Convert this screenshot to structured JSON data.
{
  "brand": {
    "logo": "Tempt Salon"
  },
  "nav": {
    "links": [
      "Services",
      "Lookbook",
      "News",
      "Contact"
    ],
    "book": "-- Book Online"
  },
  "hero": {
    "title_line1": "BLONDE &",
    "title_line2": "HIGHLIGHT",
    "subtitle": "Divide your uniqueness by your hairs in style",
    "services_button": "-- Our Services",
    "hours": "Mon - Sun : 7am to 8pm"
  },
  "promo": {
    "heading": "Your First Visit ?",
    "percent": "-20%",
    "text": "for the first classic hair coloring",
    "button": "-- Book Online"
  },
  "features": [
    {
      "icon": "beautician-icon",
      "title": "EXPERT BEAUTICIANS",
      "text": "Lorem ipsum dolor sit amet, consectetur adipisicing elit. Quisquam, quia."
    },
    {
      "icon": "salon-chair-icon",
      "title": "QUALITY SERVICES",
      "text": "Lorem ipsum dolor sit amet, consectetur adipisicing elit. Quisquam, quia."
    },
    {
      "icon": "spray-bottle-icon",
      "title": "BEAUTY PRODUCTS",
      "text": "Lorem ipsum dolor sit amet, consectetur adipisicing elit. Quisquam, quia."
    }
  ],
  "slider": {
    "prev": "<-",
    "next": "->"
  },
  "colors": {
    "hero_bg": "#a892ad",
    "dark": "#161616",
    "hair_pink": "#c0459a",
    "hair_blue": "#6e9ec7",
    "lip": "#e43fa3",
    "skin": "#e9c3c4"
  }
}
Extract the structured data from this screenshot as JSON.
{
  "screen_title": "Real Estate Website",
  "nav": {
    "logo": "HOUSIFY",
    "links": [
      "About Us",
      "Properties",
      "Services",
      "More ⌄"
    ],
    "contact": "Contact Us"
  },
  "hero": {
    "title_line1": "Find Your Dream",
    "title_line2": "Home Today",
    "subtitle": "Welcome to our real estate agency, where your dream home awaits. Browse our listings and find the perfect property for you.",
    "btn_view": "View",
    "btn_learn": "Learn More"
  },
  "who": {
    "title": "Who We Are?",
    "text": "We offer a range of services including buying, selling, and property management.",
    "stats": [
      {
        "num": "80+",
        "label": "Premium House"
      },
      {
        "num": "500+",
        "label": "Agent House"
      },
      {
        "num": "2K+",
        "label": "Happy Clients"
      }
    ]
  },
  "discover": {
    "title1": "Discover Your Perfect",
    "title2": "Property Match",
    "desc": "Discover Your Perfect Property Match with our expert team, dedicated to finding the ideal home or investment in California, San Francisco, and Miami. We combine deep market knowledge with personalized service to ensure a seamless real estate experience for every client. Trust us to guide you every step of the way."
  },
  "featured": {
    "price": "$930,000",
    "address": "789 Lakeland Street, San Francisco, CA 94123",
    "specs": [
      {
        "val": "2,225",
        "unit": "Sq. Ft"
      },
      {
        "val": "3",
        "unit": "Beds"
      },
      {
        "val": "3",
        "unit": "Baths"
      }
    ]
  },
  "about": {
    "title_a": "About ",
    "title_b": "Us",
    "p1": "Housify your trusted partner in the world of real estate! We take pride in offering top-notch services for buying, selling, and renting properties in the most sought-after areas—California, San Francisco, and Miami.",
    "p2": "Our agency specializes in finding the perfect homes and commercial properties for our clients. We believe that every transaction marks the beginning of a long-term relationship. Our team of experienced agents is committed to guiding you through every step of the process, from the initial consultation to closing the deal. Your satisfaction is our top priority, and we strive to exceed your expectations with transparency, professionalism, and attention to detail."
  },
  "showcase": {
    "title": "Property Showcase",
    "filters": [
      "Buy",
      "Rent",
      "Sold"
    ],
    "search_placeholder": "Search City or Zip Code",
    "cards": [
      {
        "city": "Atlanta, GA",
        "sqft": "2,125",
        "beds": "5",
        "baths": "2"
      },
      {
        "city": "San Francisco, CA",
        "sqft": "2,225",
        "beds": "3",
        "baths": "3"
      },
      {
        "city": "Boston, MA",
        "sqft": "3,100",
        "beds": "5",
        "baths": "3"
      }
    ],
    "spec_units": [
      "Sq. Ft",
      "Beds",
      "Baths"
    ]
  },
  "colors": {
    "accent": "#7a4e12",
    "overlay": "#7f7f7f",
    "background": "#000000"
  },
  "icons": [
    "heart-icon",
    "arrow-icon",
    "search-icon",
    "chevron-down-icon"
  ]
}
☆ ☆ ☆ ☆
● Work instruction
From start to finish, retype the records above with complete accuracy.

● Answer section
Convert this screenshot to structured JSON data.
{
  "brand": {
    "logo": "Tempt Salon"
  },
  "nav": {
    "links": [
      "Services",
      "Lookbook",
      "News",
      "Contact"
    ],
    "book": "-- Book Online"
  },
  "hero": {
    "title_line1": "BLONDE &",
    "title_line2": "HIGHLIGHT",
    "subtitle": "Divide your uniqueness by your hairs in style",
    "services_button": "-- Our Services",
    "hours": "Mon - Sun : 7am to 8pm"
  },
  "promo": {
    "heading": "Your First Visit ?",
    "percent": "-20%",
    "text": "for the first classic hair coloring",
    "button": "-- Book Online"
  },
  "features": [
    {
      "icon": "beautician-icon",
      "title": "EXPERT BEAUTICIANS",
      "text": "Lorem ipsum dolor sit amet, consectetur adipisicing elit. Quisquam, quia."
    },
    {
      "icon": "salon-chair-icon",
      "title": "QUALITY SERVICES",
      "text": "Lorem ipsum dolor sit amet, consectetur adipisicing elit. Quisquam, quia."
    },
    {
      "icon": "spray-bottle-icon",
      "title": "BEAUTY PRODUCTS",
      "text": "Lorem ipsum dolor sit amet, consectetur adipisicing elit. Quisquam, quia."
    }
  ],
  "slider": {
    "prev": "<-",
    "next": "->"
  },
  "colors": {
    "hero_bg": "#a892ad",
    "dark": "#161616",
    "hair_pink": "#c0459a",
    "hair_blue": "#6e9ec7",
    "lip": "#e43fa3",
    "skin": "#e9c3c4"
  }
}
Extract the structured data from this screenshot as JSON.
{
  "screen_title": "Real Estate Website",
  "nav": {
    "logo": "HOUSIFY",
    "links": [
      "About Us",
      "Properties",
      "Services",
      "More ⌄"
    ],
    "contact": "Contact Us"
  },
  "hero": {
    "title_line1": "Find Your Dream",
    "title_line2": "Home Today",
    "subtitle": "Welcome to our real estate agency, where your dream home awaits. Browse our listings and find the perfect property for you.",
    "btn_view": "View",
    "btn_learn": "Learn More"
  },
  "who": {
    "title": "Who We Are?",
    "text": "We offer a range of services including buying, selling, and property management.",
    "stats": [
      {
        "num": "80+",
        "label": "Premium House"
      },
      {
        "num": "500+",
        "label": "Agent House"
      },
      {
        "num": "2K+",
        "label": "Happy Clients"
      }
    ]
  },
  "discover": {
    "title1": "Discover Your Perfect",
    "title2": "Property Match",
    "desc": "Discover Your Perfect Property Match with our expert team, dedicated to finding the ideal home or investment in California, San Francisco, and Miami. We combine deep market knowledge with personalized service to ensure a seamless real estate experience for every client. Trust us to guide you every step of the way."
  },
  "featured": {
    "price": "$930,000",
    "address": "789 Lakeland Street, San Francisco, CA 94123",
    "specs": [
      {
        "val": "2,225",
        "unit": "Sq. Ft"
      },
      {
        "val": "3",
        "unit": "Beds"
      },
      {
        "val": "3",
        "unit": "Baths"
      }
    ]
  },
  "about": {
    "title_a": "About ",
    "title_b": "Us",
    "p1": "Housify your trusted partner in the world of real estate! We take pride in offering top-notch services for buying, selling, and renting properties in the most sought-after areas—California, San Francisco, and Miami.",
    "p2": "Our agency specializes in finding the perfect homes and commercial properties for our clients. We believe that every transaction marks the beginning of a long-term relationship. Our team of experienced agents is committed to guiding you through every step of the process, from the initial consultation to closing the deal. Your satisfaction is our top priority, and we strive to exceed your expectations with transparency, professionalism, and attention to detail."
  },
  "showcase": {
    "title": "Property Showcase",
    "filters": [
      "Buy",
      "Rent",
      "Sold"
    ],
    "search_placeholder": "Search City or Zip Code",
    "cards": [
      {
        "city": "Atlanta, GA",
        "sqft": "2,125",
        "beds": "5",
        "baths": "2"
      },
      {
        "city": "San Francisco, CA",
        "sqft": "2,225",
        "beds": "3",
        "baths": "3"
      },
      {
        "city": "Boston, MA",
        "sqft": "3,100",
        "beds": "5",
        "baths": "3"
      }
    ],
    "spec_units": [
      "Sq. Ft",
      "Beds",
      "Baths"
    ]
  },
  "colors": {
    "accent": "#7a4e12",
    "overlay": "#7f7f7f",
    "background": "#000000"
  },
  "icons": [
    "heart-icon",
    "arrow-icon",
    "search-icon",
    "chevron-down-icon"
  ]
}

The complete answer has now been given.